However, for some people the pain may come on during or after a sudden hamstring strain or stretch. This might occur during waterskiing, martial arts or a slip into the splits position.
While too much load can lead to tendon conditions, too little load also reduces tendon health. Tendons that are not regularly exposed to physical load will not be as conditioned. There may reach a point where the tendon is unable to tolerate even everyday activities. Physical inactivity due to sedentary lifestyle, illness or injury elsewhere may contribute. Age and hormonal changes in women postmenopause may also reduce tendon health.
PHT is most common in middle to longer distance runners and triathletes. It may also affect cyclists who spend long periods hill climbing and on timetrial bikes. The hamstring muscles and tendons are also placed under high loads in other sports. Some examples include football, rugby, hockey, martial arts, long jump, ballet and yoga.
But you don’t need to be young and athletic to develop this condition. Older and/or sedentary people can have PHT too, due to relative underloading (not doing enough) of the tendon.
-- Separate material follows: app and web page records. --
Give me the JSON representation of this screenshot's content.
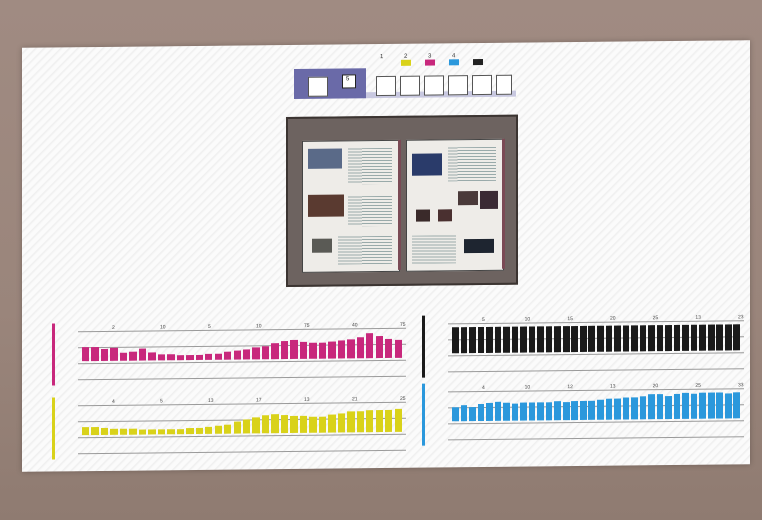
{
  "colors": {
    "magenta": "#c8287c",
    "yellow": "#d9d21a",
    "cyan": "#2b98dc",
    "black": "#1a1a1a",
    "toolbar": "#6a6aa8"
  },
  "toolbar": {
    "tab_number_1": "1",
    "tab_number_2": "2",
    "tab_number_3": "3",
    "tab_number_4": "4",
    "current_tab": "5"
  },
  "preview": {
    "icon": "document-spread-thumbnail"
  },
  "chart_data": [
    {
      "type": "bar",
      "series": [
        {
          "color": "magenta",
          "values": [
            0.55,
            0.55,
            0.45,
            0.5,
            0.3,
            0.35,
            0.45,
            0.3,
            0.25,
            0.25,
            0.2,
            0.2,
            0.2,
            0.25,
            0.25,
            0.3,
            0.35,
            0.4,
            0.45,
            0.5,
            0.6,
            0.7,
            0.75,
            0.65,
            0.6,
            0.6,
            0.65,
            0.7,
            0.75,
            0.8,
            0.95,
            0.85,
            0.75,
            0.7
          ]
        }
      ],
      "tick_labels": [
        "2",
        "10",
        "5",
        "10",
        "75",
        "40",
        "75"
      ]
    },
    {
      "type": "bar",
      "series": [
        {
          "color": "black",
          "values": [
            1,
            1,
            1,
            1,
            1,
            1,
            1,
            1,
            1,
            1,
            1,
            1,
            1,
            1,
            1,
            1,
            1,
            1,
            1,
            1,
            1,
            1,
            1,
            1,
            1,
            1,
            1,
            1,
            1,
            1,
            1,
            1,
            1,
            1
          ]
        }
      ],
      "tick_labels": [
        "5",
        "10",
        "15",
        "20",
        "25",
        "13",
        "23"
      ]
    },
    {
      "type": "bar",
      "series": [
        {
          "color": "yellow",
          "values": [
            0.3,
            0.3,
            0.28,
            0.25,
            0.25,
            0.22,
            0.2,
            0.2,
            0.18,
            0.2,
            0.2,
            0.22,
            0.25,
            0.28,
            0.3,
            0.35,
            0.45,
            0.55,
            0.6,
            0.7,
            0.75,
            0.7,
            0.65,
            0.65,
            0.6,
            0.6,
            0.7,
            0.75,
            0.8,
            0.8,
            0.85,
            0.85,
            0.85,
            0.9
          ]
        }
      ],
      "tick_labels": [
        "4",
        "5",
        "13",
        "17",
        "13",
        "21",
        "25"
      ]
    },
    {
      "type": "bar",
      "series": [
        {
          "color": "cyan",
          "values": [
            0.55,
            0.6,
            0.55,
            0.65,
            0.7,
            0.75,
            0.7,
            0.65,
            0.7,
            0.7,
            0.7,
            0.7,
            0.72,
            0.7,
            0.72,
            0.75,
            0.75,
            0.78,
            0.8,
            0.8,
            0.85,
            0.85,
            0.9,
            0.95,
            0.95,
            0.9,
            0.95,
            1,
            0.95,
            1,
            1,
            1,
            0.95,
            1
          ]
        }
      ],
      "tick_labels": [
        "4",
        "10",
        "12",
        "13",
        "20",
        "25",
        "33"
      ]
    }
  ]
}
Less active people will be less conditioned and less able to tolerate physical load